START Supplied material

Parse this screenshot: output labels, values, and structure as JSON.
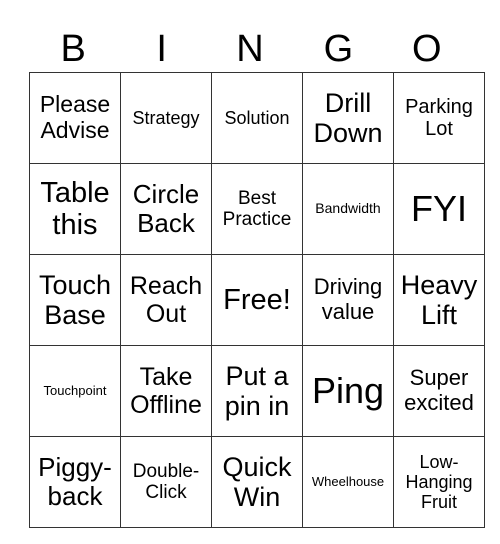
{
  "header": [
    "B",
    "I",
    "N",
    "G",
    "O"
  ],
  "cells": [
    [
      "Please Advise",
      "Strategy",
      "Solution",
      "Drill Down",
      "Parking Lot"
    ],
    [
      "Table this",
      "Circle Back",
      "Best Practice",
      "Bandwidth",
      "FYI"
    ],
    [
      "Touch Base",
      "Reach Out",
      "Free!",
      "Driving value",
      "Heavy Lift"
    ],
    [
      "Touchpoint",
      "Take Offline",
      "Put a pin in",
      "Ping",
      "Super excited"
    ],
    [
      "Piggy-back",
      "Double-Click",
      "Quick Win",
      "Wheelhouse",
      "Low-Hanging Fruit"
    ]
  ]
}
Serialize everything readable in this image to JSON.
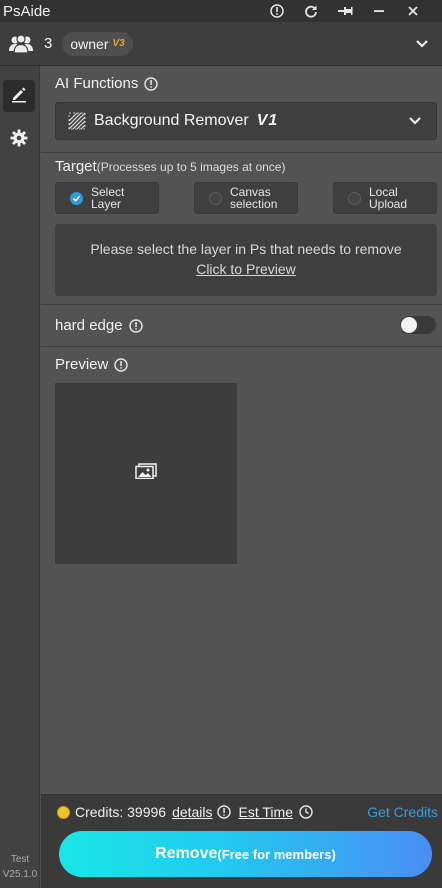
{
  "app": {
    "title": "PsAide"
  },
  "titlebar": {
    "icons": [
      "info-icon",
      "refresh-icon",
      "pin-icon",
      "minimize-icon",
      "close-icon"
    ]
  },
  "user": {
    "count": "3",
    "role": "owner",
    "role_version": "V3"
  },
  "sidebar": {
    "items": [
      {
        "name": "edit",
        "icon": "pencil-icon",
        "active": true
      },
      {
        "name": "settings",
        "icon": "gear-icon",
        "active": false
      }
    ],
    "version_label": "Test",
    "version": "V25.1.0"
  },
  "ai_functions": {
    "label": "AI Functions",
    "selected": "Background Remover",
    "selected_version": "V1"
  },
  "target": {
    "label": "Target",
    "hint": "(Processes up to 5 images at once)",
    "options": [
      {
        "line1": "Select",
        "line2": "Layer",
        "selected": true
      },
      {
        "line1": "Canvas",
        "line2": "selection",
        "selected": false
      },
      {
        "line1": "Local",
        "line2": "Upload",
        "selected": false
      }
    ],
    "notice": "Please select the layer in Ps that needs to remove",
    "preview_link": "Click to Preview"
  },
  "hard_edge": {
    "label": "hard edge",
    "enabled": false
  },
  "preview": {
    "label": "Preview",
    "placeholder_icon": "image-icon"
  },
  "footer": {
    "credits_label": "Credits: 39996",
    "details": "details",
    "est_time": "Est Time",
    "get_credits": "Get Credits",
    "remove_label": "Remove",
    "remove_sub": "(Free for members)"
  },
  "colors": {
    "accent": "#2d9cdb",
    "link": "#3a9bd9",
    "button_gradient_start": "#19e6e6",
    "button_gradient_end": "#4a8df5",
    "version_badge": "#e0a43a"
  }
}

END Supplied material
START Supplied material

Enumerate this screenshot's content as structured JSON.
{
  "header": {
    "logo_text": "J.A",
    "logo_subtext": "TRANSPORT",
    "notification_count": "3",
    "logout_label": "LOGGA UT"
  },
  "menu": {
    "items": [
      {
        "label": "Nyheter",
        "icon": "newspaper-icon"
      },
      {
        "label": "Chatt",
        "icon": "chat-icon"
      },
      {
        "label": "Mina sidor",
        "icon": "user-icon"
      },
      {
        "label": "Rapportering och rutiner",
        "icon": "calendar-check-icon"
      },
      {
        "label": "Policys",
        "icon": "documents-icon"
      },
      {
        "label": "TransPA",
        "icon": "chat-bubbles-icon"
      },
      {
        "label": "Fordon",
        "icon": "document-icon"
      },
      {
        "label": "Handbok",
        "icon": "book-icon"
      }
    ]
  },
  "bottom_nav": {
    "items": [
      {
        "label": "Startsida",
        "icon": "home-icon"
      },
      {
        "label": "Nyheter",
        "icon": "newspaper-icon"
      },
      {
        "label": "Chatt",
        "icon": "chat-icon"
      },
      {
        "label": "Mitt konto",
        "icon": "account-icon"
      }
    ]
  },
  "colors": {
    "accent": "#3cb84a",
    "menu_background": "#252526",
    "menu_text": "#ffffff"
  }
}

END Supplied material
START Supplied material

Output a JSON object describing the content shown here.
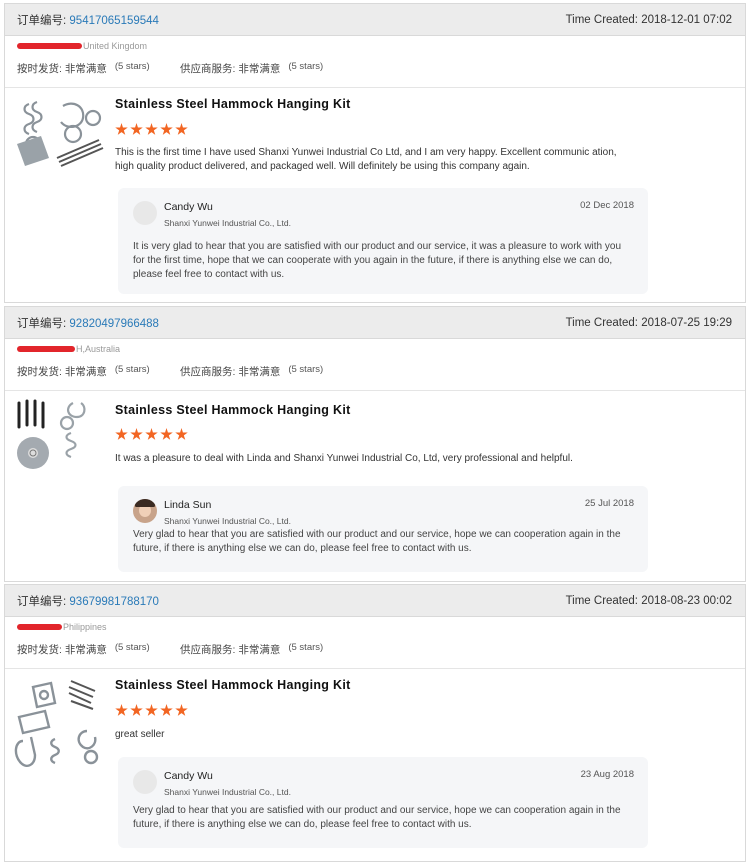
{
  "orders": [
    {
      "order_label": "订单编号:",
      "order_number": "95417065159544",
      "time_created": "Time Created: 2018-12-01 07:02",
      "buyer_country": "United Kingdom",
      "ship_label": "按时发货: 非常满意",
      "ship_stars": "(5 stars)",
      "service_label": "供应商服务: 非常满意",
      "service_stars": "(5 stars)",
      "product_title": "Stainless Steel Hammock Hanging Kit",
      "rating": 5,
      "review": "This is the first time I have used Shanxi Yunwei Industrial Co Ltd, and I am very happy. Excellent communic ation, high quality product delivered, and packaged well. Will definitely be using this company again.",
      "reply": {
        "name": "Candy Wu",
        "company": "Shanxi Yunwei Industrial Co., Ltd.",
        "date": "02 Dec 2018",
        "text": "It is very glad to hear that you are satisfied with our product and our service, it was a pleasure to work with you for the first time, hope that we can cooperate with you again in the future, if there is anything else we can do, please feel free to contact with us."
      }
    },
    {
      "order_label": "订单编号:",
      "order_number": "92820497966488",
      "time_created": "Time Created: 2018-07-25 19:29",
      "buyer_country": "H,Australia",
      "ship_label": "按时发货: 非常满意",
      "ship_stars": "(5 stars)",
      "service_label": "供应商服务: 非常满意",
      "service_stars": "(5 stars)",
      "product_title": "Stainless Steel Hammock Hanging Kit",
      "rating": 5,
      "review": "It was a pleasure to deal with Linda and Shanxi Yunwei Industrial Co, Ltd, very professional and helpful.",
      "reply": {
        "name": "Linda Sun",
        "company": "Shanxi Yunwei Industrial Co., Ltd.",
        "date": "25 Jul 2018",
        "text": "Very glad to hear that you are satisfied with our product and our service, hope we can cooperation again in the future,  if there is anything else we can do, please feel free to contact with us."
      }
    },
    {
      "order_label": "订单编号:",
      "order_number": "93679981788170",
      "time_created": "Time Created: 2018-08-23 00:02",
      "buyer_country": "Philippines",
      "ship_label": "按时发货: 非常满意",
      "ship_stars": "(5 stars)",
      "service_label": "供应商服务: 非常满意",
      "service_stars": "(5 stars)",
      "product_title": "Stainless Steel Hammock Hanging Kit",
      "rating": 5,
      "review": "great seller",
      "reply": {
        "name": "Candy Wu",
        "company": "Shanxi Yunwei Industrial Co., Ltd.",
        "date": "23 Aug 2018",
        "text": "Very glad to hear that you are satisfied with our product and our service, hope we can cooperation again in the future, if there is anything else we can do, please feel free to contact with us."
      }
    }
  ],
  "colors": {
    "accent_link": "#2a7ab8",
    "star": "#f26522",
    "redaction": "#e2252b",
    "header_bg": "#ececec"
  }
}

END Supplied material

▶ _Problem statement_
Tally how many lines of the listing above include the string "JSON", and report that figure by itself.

▶ _Task solution_
4